Stored items from a collection
____________

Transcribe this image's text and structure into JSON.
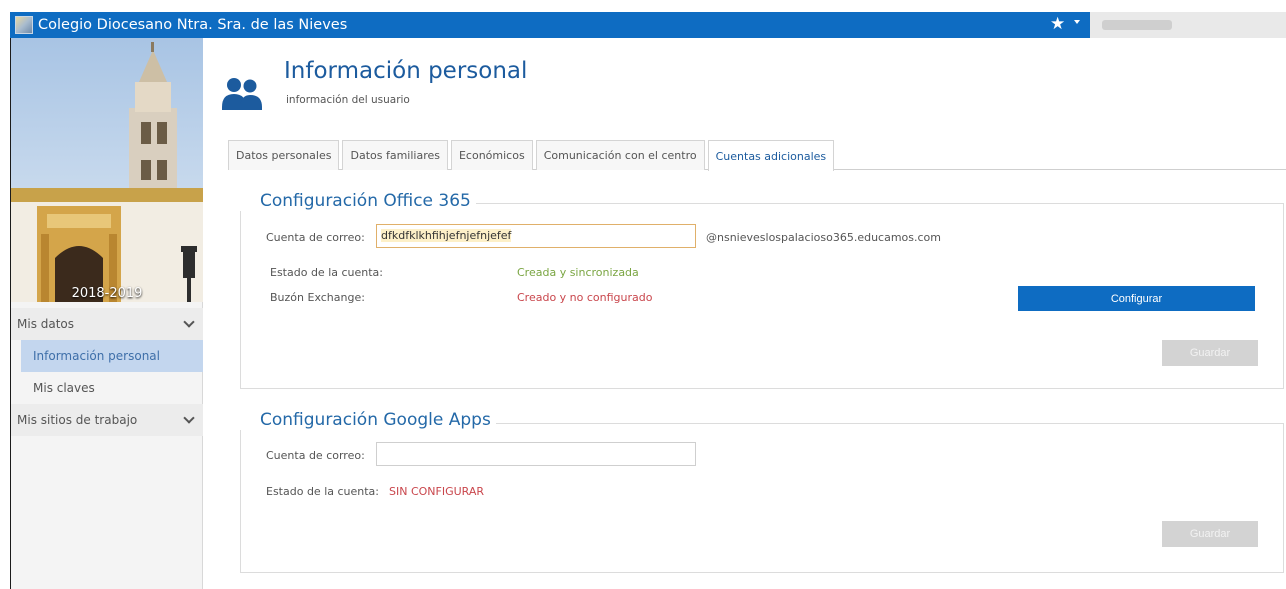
{
  "header": {
    "title": "Colegio Diocesano Ntra. Sra. de las Nieves",
    "logo_icon": "school-logo-icon",
    "favorites_icon": "star-icon"
  },
  "sidebar": {
    "year": "2018-2019",
    "items": [
      {
        "label": "Mis datos",
        "type": "section",
        "expanded": true
      },
      {
        "label": "Información personal",
        "type": "sub",
        "active": true
      },
      {
        "label": "Mis claves",
        "type": "sub",
        "active": false
      },
      {
        "label": "Mis sitios de trabajo",
        "type": "section",
        "expanded": false
      }
    ]
  },
  "page": {
    "title": "Información personal",
    "subtitle": "información del usuario",
    "icon": "users-icon"
  },
  "tabs": [
    {
      "label": "Datos personales",
      "active": false
    },
    {
      "label": "Datos familiares",
      "active": false
    },
    {
      "label": "Económicos",
      "active": false
    },
    {
      "label": "Comunicación con el centro",
      "active": false
    },
    {
      "label": "Cuentas adicionales",
      "active": true
    }
  ],
  "office": {
    "legend": "Configuración Office 365",
    "email_label": "Cuenta de correo:",
    "email_value": "dfkdfklkhfihjefnjefnjefef",
    "domain": "@nsnieveslospalacioso365.educamos.com",
    "status_label": "Estado de la cuenta:",
    "status_value": "Creada y sincronizada",
    "exchange_label": "Buzón Exchange:",
    "exchange_value": "Creado y no configurado",
    "configure_label": "Configurar",
    "save_label": "Guardar"
  },
  "google": {
    "legend": "Configuración Google Apps",
    "email_label": "Cuenta de correo:",
    "email_value": "",
    "status_label": "Estado de la cuenta:",
    "status_value": "SIN CONFIGURAR",
    "save_label": "Guardar"
  },
  "colors": {
    "header_blue": "#0e6cc2",
    "title_blue": "#1c5b9e",
    "status_green": "#7aa542",
    "status_red": "#c9464c"
  }
}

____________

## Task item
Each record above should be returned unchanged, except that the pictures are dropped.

## Final answer
Transcribe this image's text and structure into JSON.
{
  "header": {
    "title": "Colegio Diocesano Ntra. Sra. de las Nieves",
    "logo_icon": "school-logo-icon",
    "favorites_icon": "star-icon"
  },
  "sidebar": {
    "year": "2018-2019",
    "items": [
      {
        "label": "Mis datos",
        "type": "section",
        "expanded": true
      },
      {
        "label": "Información personal",
        "type": "sub",
        "active": true
      },
      {
        "label": "Mis claves",
        "type": "sub",
        "active": false
      },
      {
        "label": "Mis sitios de trabajo",
        "type": "section",
        "expanded": false
      }
    ]
  },
  "page": {
    "title": "Información personal",
    "subtitle": "información del usuario",
    "icon": "users-icon"
  },
  "tabs": [
    {
      "label": "Datos personales",
      "active": false
    },
    {
      "label": "Datos familiares",
      "active": false
    },
    {
      "label": "Económicos",
      "active": false
    },
    {
      "label": "Comunicación con el centro",
      "active": false
    },
    {
      "label": "Cuentas adicionales",
      "active": true
    }
  ],
  "office": {
    "legend": "Configuración Office 365",
    "email_label": "Cuenta de correo:",
    "email_value": "dfkdfklkhfihjefnjefnjefef",
    "domain": "@nsnieveslospalacioso365.educamos.com",
    "status_label": "Estado de la cuenta:",
    "status_value": "Creada y sincronizada",
    "exchange_label": "Buzón Exchange:",
    "exchange_value": "Creado y no configurado",
    "configure_label": "Configurar",
    "save_label": "Guardar"
  },
  "google": {
    "legend": "Configuración Google Apps",
    "email_label": "Cuenta de correo:",
    "email_value": "",
    "status_label": "Estado de la cuenta:",
    "status_value": "SIN CONFIGURAR",
    "save_label": "Guardar"
  },
  "colors": {
    "header_blue": "#0e6cc2",
    "title_blue": "#1c5b9e",
    "status_green": "#7aa542",
    "status_red": "#c9464c"
  }
}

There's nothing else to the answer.